Ugur Üngör (ed.)


New Perspectives on its Causes, Courses and Consequences

The twentieth century has been called, not inaccurately, a century of genocide. And the beginning of the twenty-first century has seen little change, with genocidal violence in Darfur, Congo, Sri Lanka, and Syria. Why is genocide so widespread, and so difficult to stop, across societies that differ so much culturally, technologically, and politically?
That's the question that this collection addresses, gathering a stellar roster of contributors to offer a range of perspectives from different disciplines to attempt to understand the pervasiveness of genocidal violence. Challenging outdated beliefs and conventions that continue to influence our understanding, Genocide constitutes a major contribution to the scholarship on mass violence.

Ugur Üngör

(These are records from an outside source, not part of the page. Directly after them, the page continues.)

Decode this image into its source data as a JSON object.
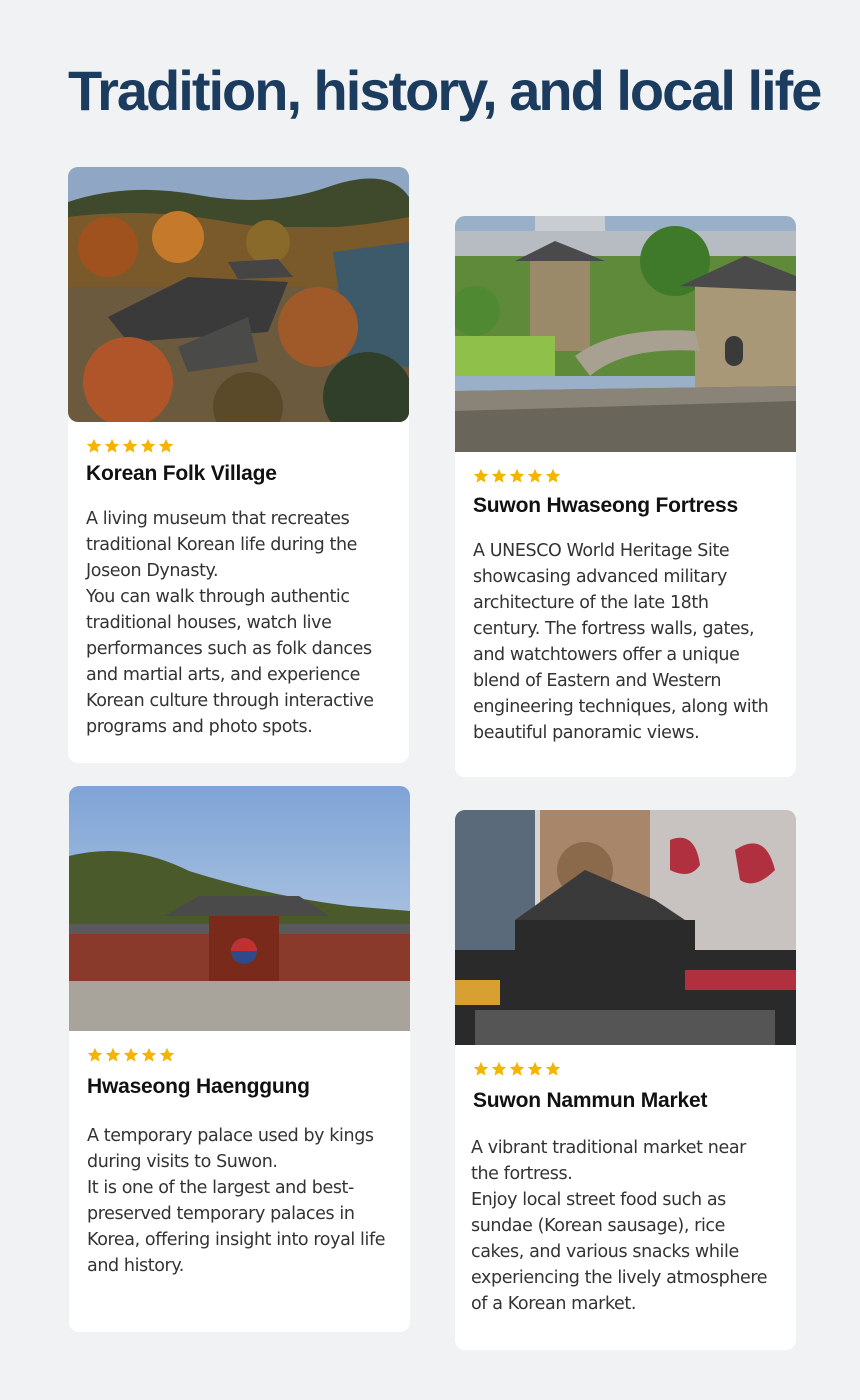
{
  "page": {
    "title": "Tradition, history, and local life"
  },
  "colors": {
    "title": "#1b3c5e",
    "star": "#f5b400",
    "background": "#f1f2f4",
    "card": "#ffffff"
  },
  "cards": [
    {
      "name": "Korean Folk Village",
      "rating": 5,
      "image_icon": "folk-village-photo",
      "description": [
        "A living museum that recreates traditional Korean life during the Joseon Dynasty.",
        "You can walk through authentic traditional houses, watch live performances such as folk dances and martial arts, and experience Korean culture through interactive programs and photo spots."
      ]
    },
    {
      "name": "Suwon Hwaseong Fortress",
      "rating": 5,
      "image_icon": "fortress-photo",
      "description": [
        "A UNESCO World Heritage Site showcasing advanced military architecture of the late 18th century. The fortress walls, gates, and watchtowers offer a unique blend of Eastern and Western engineering techniques, along with beautiful panoramic views."
      ]
    },
    {
      "name": "Hwaseong Haenggung",
      "rating": 5,
      "image_icon": "palace-photo",
      "description": [
        "A temporary palace used by kings during visits to Suwon.",
        "It is one of the largest and best-preserved temporary palaces in Korea, offering insight into royal life and history."
      ]
    },
    {
      "name": "Suwon Nammun Market",
      "rating": 5,
      "image_icon": "market-photo",
      "description": [
        "A vibrant traditional market near the fortress.",
        "Enjoy local street food such as sundae (Korean sausage), rice cakes, and various snacks while experiencing the lively atmosphere of a Korean market."
      ]
    }
  ]
}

Ugur Ümit Üngör is Assistant Professor at the Department of History at Utrecht University and at the NIOD: Institute for War, Holocaust, and Genocide Studies in Amsterdam. His main area of interest is the historical sociology of mass violence. His most recent publications include Confiscation and Destruction: The Young Turk Seizure of Armenian Property (Continuum, 2011) and the award-winning The Making of Modern Turkey: Nation and State in Eastern Anatolia, 1913-1950 (Oxford University Press, 2011).